The day after rendezvousing at Rittenhouse Square in Philly, I felt sluggish, weary, cold, and uninspired. It took me a large portion of the morning to tap into my unknown energy reserve, then heave my typewriter over to the Princeton’s farmers market.
Sometimes all it takes is connecting with the right person to help you chart a course away from negativity and alienation. It wasn’t until Mona heard the dings and clacks of my typewriter that my outlook was, thankfully, altered.
The first time I typed at the Princeton farmer’s market, I met several people. Two immediately stand out in memory. There was Mika, who I no longer consider a stranger but an amazing friend. There was also a German woman living part-time in Princeton. I’ve forgotten her name, but certainly not her grace: she gave me a beautiful bouquet of flowers after I typed her a poem. I took those flowers home as my first decorations, their fragrance and colors brightening the room I’ve been living in for the past few months.
When Mona came up to me, I remember quickly registering her warmth. She has an enthusiastic calm which resonates curiosity, generosity, and a willingness to share. We talked for quite a while about a myriad of things: she was in Princeton with her husband, Donu, a mathematician who is working with IAS (the Institute for Advanced Study) until early next year. They’ll be off to Paris for a few months come January. I told her about my crazy scheme to somehow get to Paris and live/work at Shakespeare and Co., the famous bookstore. Instead of discounting my dream, she told me to look her up once I flew into town.
After meeting, Mona posted the poem and photograph on her Facebook. Her friend Stef saw the post and decided to send me a thoughtful donation: “I hadn’t yet read your poem for Mona when I was made to feel happy by her post about your meeting. Particularly due to the gorgeous photo. It was your smile which did it for me.” I don’t think she knows this, but her donation came at a time when I really needed it. I was brought to tears when it slowly registered that the email wasn’t spam and that Stef was an actual living human located in Scotland who had seen a picture of me and my typewriter and thought to give something in return.
Mona invited me to her temporary but cozy home for dinner several nights ago.
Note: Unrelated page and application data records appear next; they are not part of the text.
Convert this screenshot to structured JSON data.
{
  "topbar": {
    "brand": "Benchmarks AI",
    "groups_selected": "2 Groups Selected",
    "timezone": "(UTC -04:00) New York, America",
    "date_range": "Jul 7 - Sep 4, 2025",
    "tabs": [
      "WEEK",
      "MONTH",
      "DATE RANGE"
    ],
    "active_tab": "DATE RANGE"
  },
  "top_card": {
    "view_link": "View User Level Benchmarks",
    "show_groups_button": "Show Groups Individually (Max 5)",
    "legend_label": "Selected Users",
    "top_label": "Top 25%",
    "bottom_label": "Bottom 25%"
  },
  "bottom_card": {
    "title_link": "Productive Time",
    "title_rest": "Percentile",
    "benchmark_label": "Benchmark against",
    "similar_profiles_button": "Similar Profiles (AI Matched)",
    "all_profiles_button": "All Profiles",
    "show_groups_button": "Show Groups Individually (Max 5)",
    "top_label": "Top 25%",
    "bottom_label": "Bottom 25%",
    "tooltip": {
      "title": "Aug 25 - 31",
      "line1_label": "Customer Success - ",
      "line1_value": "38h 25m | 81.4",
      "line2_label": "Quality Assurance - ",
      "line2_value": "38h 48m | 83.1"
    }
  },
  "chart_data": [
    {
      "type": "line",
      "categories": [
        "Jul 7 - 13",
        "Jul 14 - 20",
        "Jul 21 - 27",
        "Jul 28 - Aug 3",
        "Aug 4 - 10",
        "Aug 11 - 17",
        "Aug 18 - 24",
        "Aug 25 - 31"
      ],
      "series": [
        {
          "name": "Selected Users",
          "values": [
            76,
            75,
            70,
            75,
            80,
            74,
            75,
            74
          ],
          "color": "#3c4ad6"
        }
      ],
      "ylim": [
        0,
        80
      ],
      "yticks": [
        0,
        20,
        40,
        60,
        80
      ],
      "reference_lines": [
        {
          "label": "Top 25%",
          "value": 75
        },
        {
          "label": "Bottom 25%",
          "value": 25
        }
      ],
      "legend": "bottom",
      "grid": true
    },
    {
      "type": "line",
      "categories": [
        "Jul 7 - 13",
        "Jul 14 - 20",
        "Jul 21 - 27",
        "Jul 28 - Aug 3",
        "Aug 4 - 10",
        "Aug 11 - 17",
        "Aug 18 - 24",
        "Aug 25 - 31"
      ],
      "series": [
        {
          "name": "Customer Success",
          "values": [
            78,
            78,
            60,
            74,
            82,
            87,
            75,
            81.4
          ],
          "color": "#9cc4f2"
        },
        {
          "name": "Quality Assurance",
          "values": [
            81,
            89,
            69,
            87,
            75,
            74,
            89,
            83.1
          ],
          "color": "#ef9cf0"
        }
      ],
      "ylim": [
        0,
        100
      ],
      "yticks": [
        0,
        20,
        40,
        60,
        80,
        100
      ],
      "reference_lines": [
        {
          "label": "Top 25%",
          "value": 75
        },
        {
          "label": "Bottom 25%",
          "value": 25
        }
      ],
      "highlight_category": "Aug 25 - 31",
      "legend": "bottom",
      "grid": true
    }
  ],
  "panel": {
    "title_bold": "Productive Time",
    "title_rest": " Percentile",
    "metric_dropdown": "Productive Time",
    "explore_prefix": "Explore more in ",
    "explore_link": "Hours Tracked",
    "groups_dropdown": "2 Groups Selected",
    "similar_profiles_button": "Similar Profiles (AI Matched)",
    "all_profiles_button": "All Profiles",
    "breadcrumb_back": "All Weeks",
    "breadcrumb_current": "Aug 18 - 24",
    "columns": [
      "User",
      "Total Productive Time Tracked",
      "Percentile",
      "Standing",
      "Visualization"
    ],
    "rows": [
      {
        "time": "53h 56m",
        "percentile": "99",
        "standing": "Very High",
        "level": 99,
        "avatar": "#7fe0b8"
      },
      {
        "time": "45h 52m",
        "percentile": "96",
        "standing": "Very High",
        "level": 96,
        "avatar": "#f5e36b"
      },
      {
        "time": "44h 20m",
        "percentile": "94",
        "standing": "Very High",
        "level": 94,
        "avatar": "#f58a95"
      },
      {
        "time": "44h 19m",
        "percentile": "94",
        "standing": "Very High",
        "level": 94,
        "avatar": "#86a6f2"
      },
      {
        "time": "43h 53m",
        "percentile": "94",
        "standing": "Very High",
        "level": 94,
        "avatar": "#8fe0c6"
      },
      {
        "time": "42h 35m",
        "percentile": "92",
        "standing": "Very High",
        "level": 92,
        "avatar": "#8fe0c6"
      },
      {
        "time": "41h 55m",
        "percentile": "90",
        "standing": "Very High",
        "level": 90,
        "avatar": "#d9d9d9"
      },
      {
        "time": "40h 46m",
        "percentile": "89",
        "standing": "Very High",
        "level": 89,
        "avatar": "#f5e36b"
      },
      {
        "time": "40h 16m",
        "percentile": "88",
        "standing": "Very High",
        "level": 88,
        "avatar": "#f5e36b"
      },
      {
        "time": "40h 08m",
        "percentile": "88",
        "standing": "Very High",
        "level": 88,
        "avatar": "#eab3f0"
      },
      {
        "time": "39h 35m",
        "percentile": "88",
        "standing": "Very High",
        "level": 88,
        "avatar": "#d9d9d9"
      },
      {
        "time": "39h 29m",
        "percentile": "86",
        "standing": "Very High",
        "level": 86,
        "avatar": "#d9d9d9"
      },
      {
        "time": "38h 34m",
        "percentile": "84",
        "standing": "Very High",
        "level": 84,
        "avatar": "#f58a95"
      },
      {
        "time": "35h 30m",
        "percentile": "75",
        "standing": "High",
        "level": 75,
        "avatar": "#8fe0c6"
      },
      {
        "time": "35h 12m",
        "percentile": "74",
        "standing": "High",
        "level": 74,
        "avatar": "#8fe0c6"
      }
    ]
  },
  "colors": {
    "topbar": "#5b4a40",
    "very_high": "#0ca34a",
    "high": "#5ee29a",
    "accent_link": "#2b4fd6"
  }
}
I had the pleasure of eating a delicious home-cooked meal among amazing individuals: her cousin (Aatish), her husband (Donu), and my friend Kunal (who offered to take the picture above). From love and mathematics to traveling and poetry to India and Spain to the outdoors to family and friends–I’m delighted to have had such an evening filled with inspiring conversation. I shared the story of how I fell in love with fireflies when I first arrived in Princeton; Aatish shared his incredible photos of firefly and star trails. We were both in wonder over the pleasant peculiarities of the insect, neither of us having much experience with fireflies until we came to Princeton. I learned about Aatish’s work as a teacher and science educator while we all compared thoughts over citizen science and crowdsourcing projects like Galaxy Zoo (something I had read about in the book Macrowikinomics). You can find Aatish’s blog over at Wired.com (Empirical Zeal) or follow him on Twitter (@aatishb).
Mona, like many I’ve been fortunate to cross paths with, offered me an intangible safe-haven through her presence and spirit. I am fortunate to find I cannot even come close to recalling the number of times these types of interactions happen. I like to think of them as epiphanies in the form of fellow human beings. They can last as the briefest of blinks, or for a series of moments, or even through interrupted intervals spanning an entire lifetime.
Me and my low tolerance for bewilderment. I don’t know what life is like without the compassion and generosity of others. I only know this one, the one I am in awe of. Everyday, something amazing happens–and every encounter, though seemingly mundane, is merely waiting for the chance to be set aflame.
Being of the world, we are
complicated by concepts. What
does it mean to be an artist,
a scientist, a mathematician?
Tell me where the line ends
and where it begins; or if
it is not a line, explain
to me the circle which
holds us all. Better yet
and keep wandering
for wondering hearts.
november 13th 2014